Excerpts from an interface dataset
****

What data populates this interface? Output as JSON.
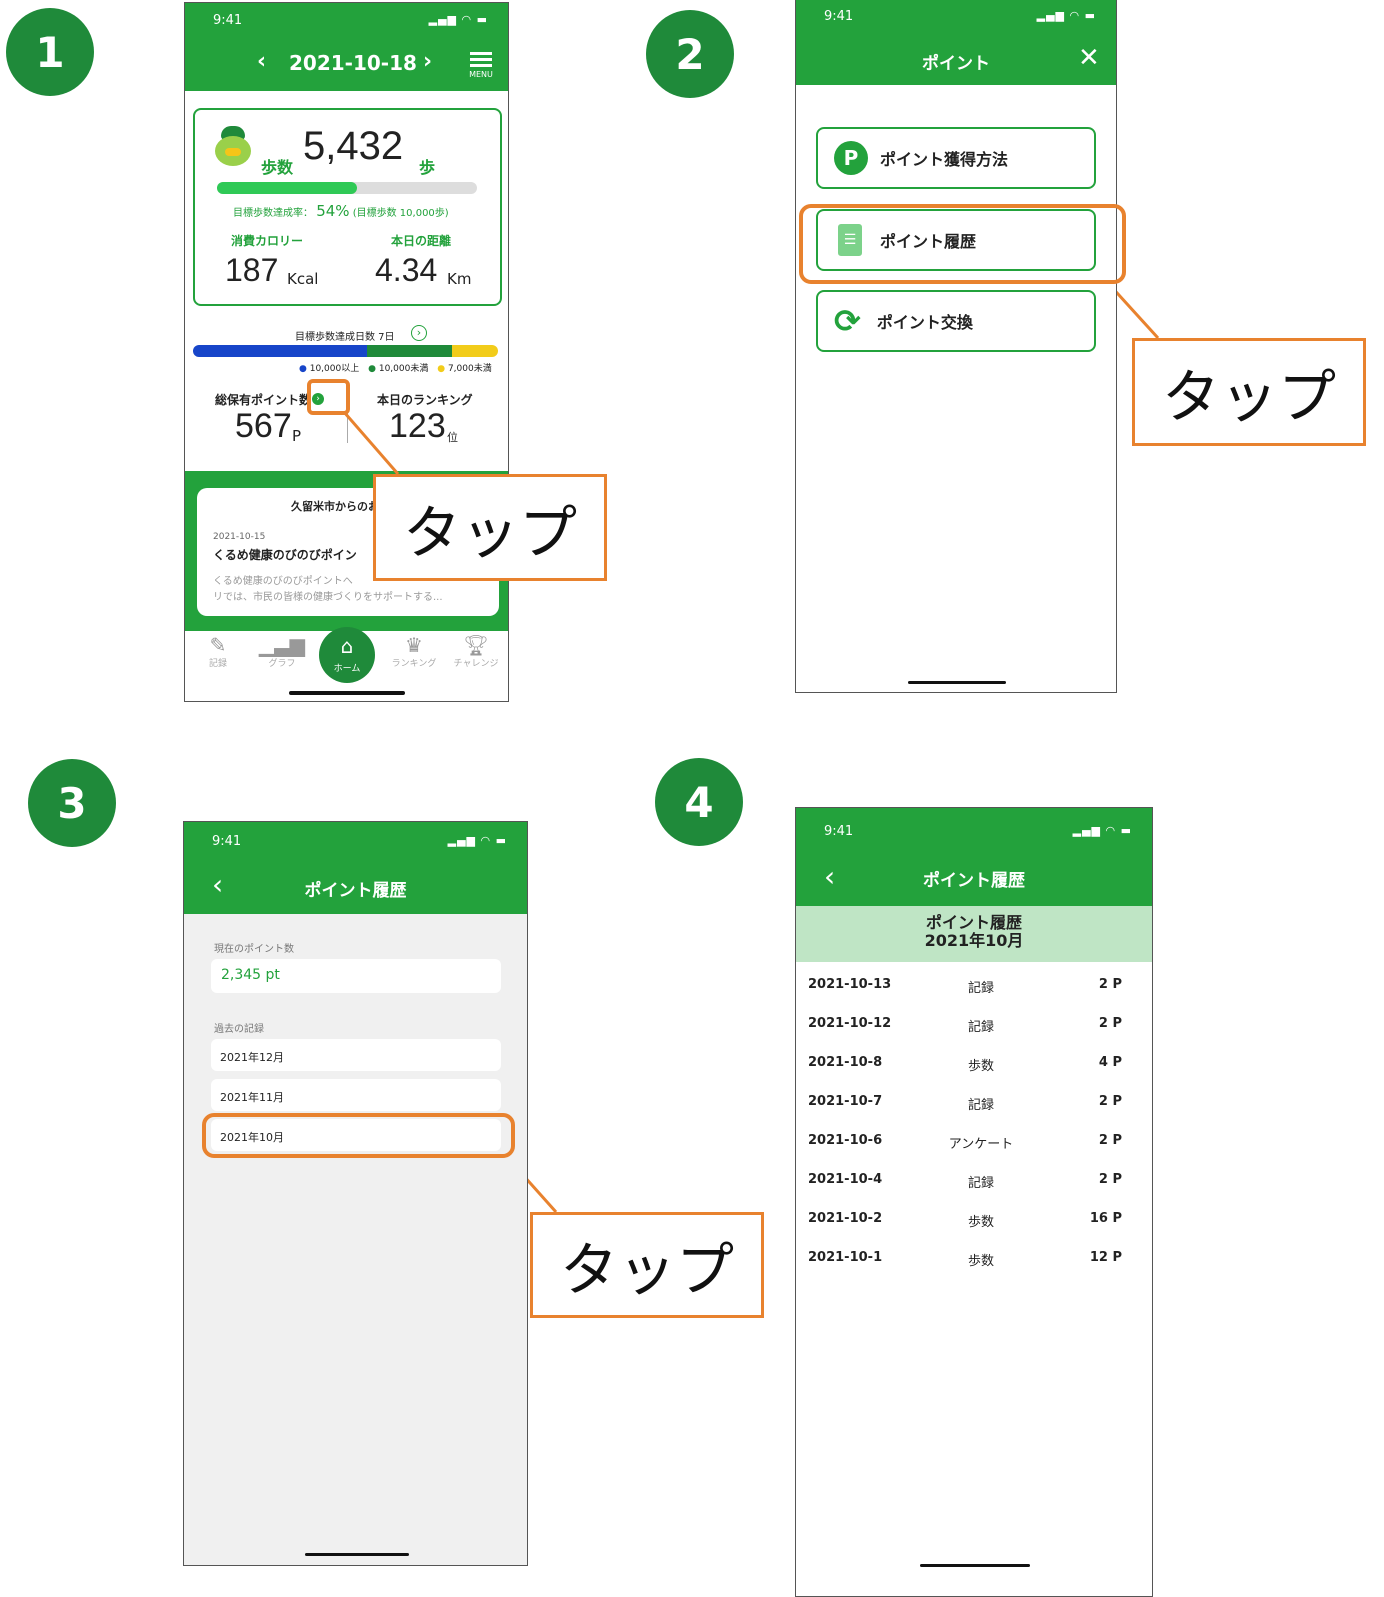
{
  "steps": [
    "1",
    "2",
    "3",
    "4"
  ],
  "callout_text": "タップ",
  "screen1": {
    "time": "9:41",
    "date": "2021-10-18",
    "menu_label": "MENU",
    "steps_label": "歩数",
    "steps_value": "5,432",
    "steps_unit": "歩",
    "progress_fraction": 0.54,
    "goal_rate_label": "目標歩数達成率：",
    "goal_rate_value": "54%",
    "goal_note": "(目標歩数 10,000歩)",
    "calorie_label": "消費カロリー",
    "calorie_value": "187",
    "calorie_unit": "Kcal",
    "distance_label": "本日の距離",
    "distance_value": "4.34",
    "distance_unit": "Km",
    "goal_days": "目標歩数達成日数 7日",
    "legend": [
      "10,000以上",
      "10,000未満",
      "7,000未満"
    ],
    "legend_colors": [
      "#1745c9",
      "#1f8a3a",
      "#f2cc1a"
    ],
    "points_label": "総保有ポイント数",
    "points_value": "567",
    "points_unit": "P",
    "ranking_label": "本日のランキング",
    "ranking_value": "123",
    "ranking_unit": "位",
    "news_header": "久留米市からのお",
    "news_date": "2021-10-15",
    "news_title": "くるめ健康のびのびポイン",
    "news_body1": "くるめ健康のびのびポイントへ",
    "news_body2": "リでは、市民の皆様の健康づくりをサポートする...",
    "tabs": [
      "記録",
      "グラフ",
      "ホーム",
      "ランキング",
      "チャレンジ"
    ]
  },
  "screen2": {
    "time": "9:41",
    "title": "ポイント",
    "items": [
      "ポイント獲得方法",
      "ポイント履歴",
      "ポイント交換"
    ]
  },
  "screen3": {
    "time": "9:41",
    "title": "ポイント履歴",
    "current_label": "現在のポイント数",
    "current_value": "2,345 pt",
    "past_label": "過去の記録",
    "months": [
      "2021年12月",
      "2021年11月",
      "2021年10月"
    ]
  },
  "screen4": {
    "time": "9:41",
    "title": "ポイント履歴",
    "subtitle1": "ポイント履歴",
    "subtitle2": "2021年10月",
    "rows": [
      {
        "date": "2021-10-13",
        "type": "記録",
        "points": "2 P"
      },
      {
        "date": "2021-10-12",
        "type": "記録",
        "points": "2 P"
      },
      {
        "date": "2021-10-8",
        "type": "歩数",
        "points": "4 P"
      },
      {
        "date": "2021-10-7",
        "type": "記録",
        "points": "2 P"
      },
      {
        "date": "2021-10-6",
        "type": "アンケート",
        "points": "2 P"
      },
      {
        "date": "2021-10-4",
        "type": "記録",
        "points": "2 P"
      },
      {
        "date": "2021-10-2",
        "type": "歩数",
        "points": "16 P"
      },
      {
        "date": "2021-10-1",
        "type": "歩数",
        "points": "12 P"
      }
    ]
  }
}
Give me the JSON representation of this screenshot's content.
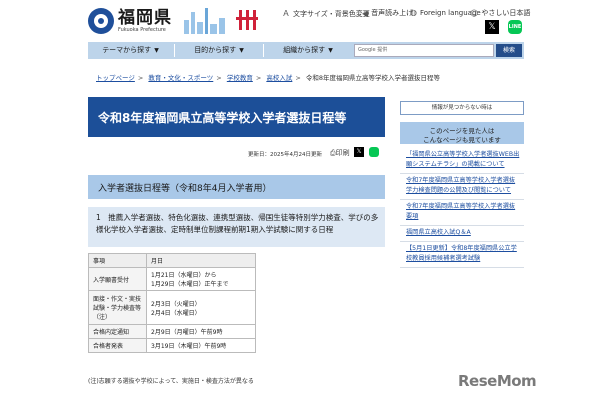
{
  "header": {
    "logo_main": "福岡県",
    "logo_sub": "Fukuoka Prefecture",
    "utilities": [
      {
        "icon": "text-size-icon",
        "label": "文字サイズ・背景色変更"
      },
      {
        "icon": "speaker-icon",
        "label": "音声読み上げ"
      },
      {
        "icon": "globe-icon",
        "label": "Foreign language"
      },
      {
        "icon": "smile-icon",
        "label": "やさしい日本語"
      }
    ],
    "x_label": "𝕏",
    "line_label": "LINE"
  },
  "nav": {
    "items": [
      "テーマから探す",
      "目的から探す",
      "組織から探す"
    ],
    "search_label": "Google 提供",
    "search_button": "検索"
  },
  "breadcrumb": {
    "links": [
      "トップページ",
      "教育・文化・スポーツ",
      "学校教育",
      "高校入試"
    ],
    "current": "令和8年度福岡県立高等学校入学者選抜日程等"
  },
  "main": {
    "title": "令和8年度福岡県立高等学校入学者選抜日程等",
    "updated": "更新日：2025年4月24日更新",
    "print_label": "印刷",
    "section_heading": "入学者選抜日程等（令和8年4月入学者用）",
    "subsection_text": "1　推薦入学者選抜、特色化選抜、連携型選抜、帰国生徒等特別学力検査、学びの多様化学校入学者選抜、定時制単位制課程前期1期入学試験に関する日程",
    "table": {
      "headers": [
        "事項",
        "月日"
      ],
      "rows": [
        {
          "item": "入学願書受付",
          "date": "1月21日（水曜日）から\n1月29日（木曜日）正午まで"
        },
        {
          "item": "面接・作文・実技試験・学力検査等（注）",
          "date": "2月3日（火曜日）\n2月4日（水曜日）"
        },
        {
          "item": "合格内定通知",
          "date": "2月9日（月曜日）午前9時"
        },
        {
          "item": "合格者発表",
          "date": "3月19日（木曜日）午前9時"
        }
      ]
    },
    "note": "(注)志願する選抜や学校によって、実施日・検査方法が異なる"
  },
  "sidebar": {
    "feedback": "情報が見つからない時は",
    "head_line1": "このページを見た人は",
    "head_line2": "こんなページも見ています",
    "links": [
      "「福岡県公立高等学校入学者選抜WEB出願システムチラシ」の掲載について",
      "令和7年度福岡県立高等学校入学者選抜学力検査問題の公開及び閲覧について",
      "令和7年度福岡県立高等学校入学者選抜要項",
      "福岡県立高校入試Q＆A",
      "【5月1日更新】令和8年度福岡県公立学校教員採用候補者選考試験"
    ]
  },
  "watermark": "ReseMom"
}
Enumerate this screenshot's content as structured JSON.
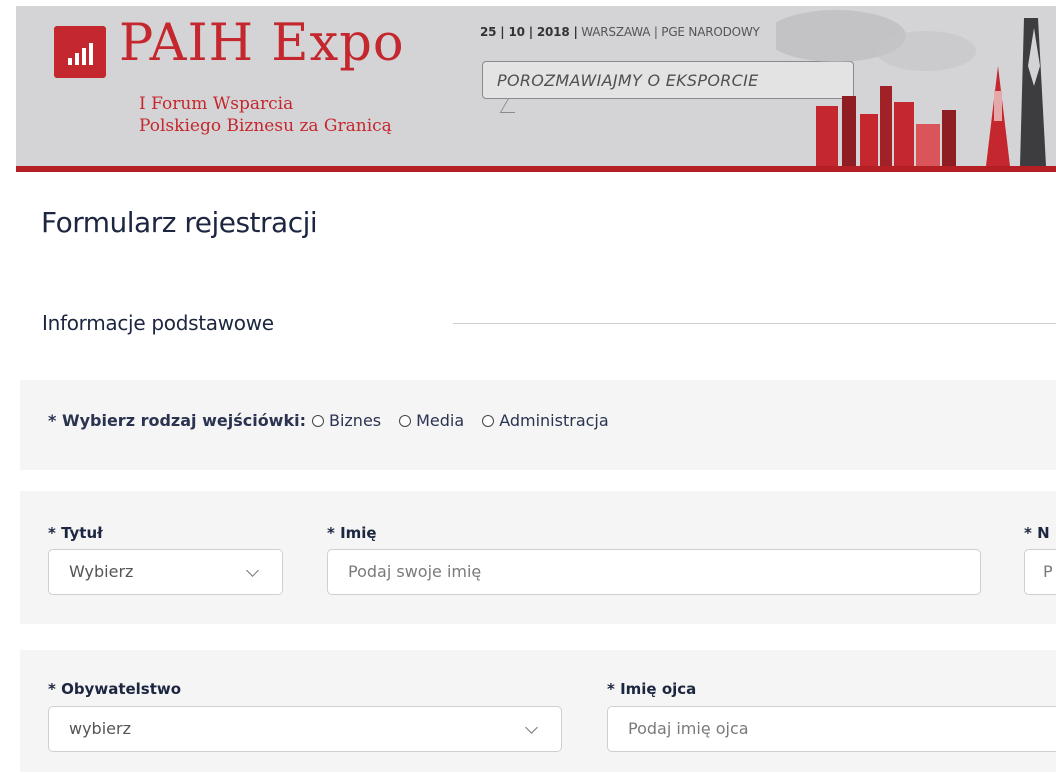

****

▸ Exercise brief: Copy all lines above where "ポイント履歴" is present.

▸ Exercise result:
      "ポイント履歴",
    "title": "ポイント履歴",
    "title": "ポイント履歴",
    "subtitle1": "ポイント履歴",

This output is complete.